Local councillor Maxence Buttey, 22, has been suspended from a regional Front National committee after he went public with his decision and sent out a ‘proselytising video’ to party members.
In his video, he praised:
The visionary virtues of the Koran.
Buttey, a councillor in the eastern Paris suburb, Noisy-le-grand, said the far-right Front National and Islam had a lot in common. He told French newspaper, Le Parisien:
Like Islam, the FN defends the weakest. The party denounces exorbitant interest rates charged on the debt of our country, and Islam is against the practice of usury.
Jordan Bardella, a local party secretary, said:
Religion is a private choice which I respect but it must not enter into the sphere of our political activities. The proselytising video which Maxence sent out is unacceptable.
The party, which runs on an anti-immigration policy line, has no power to sack him from the post and he remains a councillor and a party member.
Buttey explained to Le Parisien that he had decided to convert after lengthy discussions with the local imam after they met while he was campaigning for election.
Some of my voters will be disappointed by my choice. But I’m ready to explain to them that Islam has a mission to unite all men and women.
I was Catholic but when I reread the Bible I noticed all its inconsistencies. When I read the Koran thoroughly, I understood that this religion is more open.
He added that he was against the niqab (full-face veil) and said that Islam did not call for believers:
To cut off heads as the Islamic State group does.
In April the Front National harnessed anti-immigration and anti-EU sentiment in France to win control of 11 towns and more than 1,400 municipal seats nationwide in local elections – more than double its record from the 1990s.
The FN’s Marine Le Pen later said she would ban schools from offering Muslim and Jewish pupils pork-free lunches in the towns where it won in recent local elections.

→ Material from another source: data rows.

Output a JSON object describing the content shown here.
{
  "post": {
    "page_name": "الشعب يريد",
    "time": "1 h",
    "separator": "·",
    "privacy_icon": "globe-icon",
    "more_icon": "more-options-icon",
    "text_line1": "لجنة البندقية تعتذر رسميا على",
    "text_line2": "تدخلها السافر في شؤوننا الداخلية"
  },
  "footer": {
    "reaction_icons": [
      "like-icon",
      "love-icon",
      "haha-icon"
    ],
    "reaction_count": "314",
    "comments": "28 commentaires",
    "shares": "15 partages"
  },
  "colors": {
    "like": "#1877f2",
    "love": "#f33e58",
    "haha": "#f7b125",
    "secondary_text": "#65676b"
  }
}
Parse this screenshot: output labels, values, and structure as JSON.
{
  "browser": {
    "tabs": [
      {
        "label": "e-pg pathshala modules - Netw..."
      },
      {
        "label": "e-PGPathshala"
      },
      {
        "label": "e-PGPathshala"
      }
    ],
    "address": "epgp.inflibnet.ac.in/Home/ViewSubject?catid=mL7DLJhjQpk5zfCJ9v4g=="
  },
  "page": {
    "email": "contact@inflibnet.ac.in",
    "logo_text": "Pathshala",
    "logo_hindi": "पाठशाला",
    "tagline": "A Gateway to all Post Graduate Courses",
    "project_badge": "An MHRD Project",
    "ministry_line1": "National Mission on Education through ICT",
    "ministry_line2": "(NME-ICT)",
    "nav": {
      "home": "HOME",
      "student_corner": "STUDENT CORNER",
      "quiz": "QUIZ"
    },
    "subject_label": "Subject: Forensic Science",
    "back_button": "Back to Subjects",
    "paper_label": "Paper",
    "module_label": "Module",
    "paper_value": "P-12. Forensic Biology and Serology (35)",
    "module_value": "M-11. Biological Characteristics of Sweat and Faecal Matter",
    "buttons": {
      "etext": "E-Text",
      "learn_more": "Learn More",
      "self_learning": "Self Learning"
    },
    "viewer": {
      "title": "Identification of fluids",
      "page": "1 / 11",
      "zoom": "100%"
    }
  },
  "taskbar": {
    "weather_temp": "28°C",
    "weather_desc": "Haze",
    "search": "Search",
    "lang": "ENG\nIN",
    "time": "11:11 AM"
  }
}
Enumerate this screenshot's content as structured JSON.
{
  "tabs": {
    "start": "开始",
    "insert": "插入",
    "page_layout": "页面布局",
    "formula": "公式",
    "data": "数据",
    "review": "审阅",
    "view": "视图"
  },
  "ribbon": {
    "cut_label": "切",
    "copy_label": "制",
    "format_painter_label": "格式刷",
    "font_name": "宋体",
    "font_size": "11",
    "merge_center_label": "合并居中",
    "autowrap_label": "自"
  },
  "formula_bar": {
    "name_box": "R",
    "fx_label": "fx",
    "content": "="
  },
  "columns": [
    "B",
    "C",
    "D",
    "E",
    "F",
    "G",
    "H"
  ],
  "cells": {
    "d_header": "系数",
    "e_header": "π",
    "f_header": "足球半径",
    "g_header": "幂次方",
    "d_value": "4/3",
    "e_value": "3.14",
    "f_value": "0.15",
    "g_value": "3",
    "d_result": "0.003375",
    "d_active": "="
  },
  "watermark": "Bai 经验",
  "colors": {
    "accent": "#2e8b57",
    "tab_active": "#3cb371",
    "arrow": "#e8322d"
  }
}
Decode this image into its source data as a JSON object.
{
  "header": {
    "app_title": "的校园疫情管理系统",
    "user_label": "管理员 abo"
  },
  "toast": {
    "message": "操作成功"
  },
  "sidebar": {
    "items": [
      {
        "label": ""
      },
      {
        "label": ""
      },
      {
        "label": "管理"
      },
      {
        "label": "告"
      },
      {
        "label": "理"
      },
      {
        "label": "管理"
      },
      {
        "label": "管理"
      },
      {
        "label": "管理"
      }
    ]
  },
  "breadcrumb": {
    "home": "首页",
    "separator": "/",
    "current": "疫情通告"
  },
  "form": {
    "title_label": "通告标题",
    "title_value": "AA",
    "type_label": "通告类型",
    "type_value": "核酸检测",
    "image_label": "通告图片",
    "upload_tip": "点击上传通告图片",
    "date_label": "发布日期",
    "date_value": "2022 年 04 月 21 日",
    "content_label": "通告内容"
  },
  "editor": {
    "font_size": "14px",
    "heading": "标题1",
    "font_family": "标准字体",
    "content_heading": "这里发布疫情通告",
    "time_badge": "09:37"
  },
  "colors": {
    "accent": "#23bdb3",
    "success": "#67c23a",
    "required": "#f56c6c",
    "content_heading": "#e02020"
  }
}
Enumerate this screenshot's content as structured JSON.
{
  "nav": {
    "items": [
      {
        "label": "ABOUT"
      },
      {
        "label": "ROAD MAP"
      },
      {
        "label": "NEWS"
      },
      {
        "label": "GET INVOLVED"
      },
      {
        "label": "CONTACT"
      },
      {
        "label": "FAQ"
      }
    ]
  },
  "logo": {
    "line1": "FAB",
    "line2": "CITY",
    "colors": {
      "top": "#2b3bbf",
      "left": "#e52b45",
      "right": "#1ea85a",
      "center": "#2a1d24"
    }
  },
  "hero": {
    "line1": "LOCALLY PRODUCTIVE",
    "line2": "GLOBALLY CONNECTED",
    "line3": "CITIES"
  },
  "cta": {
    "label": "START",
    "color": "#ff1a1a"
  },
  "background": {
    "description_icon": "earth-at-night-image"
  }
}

We will not accept any religious demands in school menus. There is no reason for religion to enter the public sphere, that’s the law.
The country has Europe’s largest Muslim population, estimated at six million. France has banned the wearing of the niqab in public and headscarves in state schools.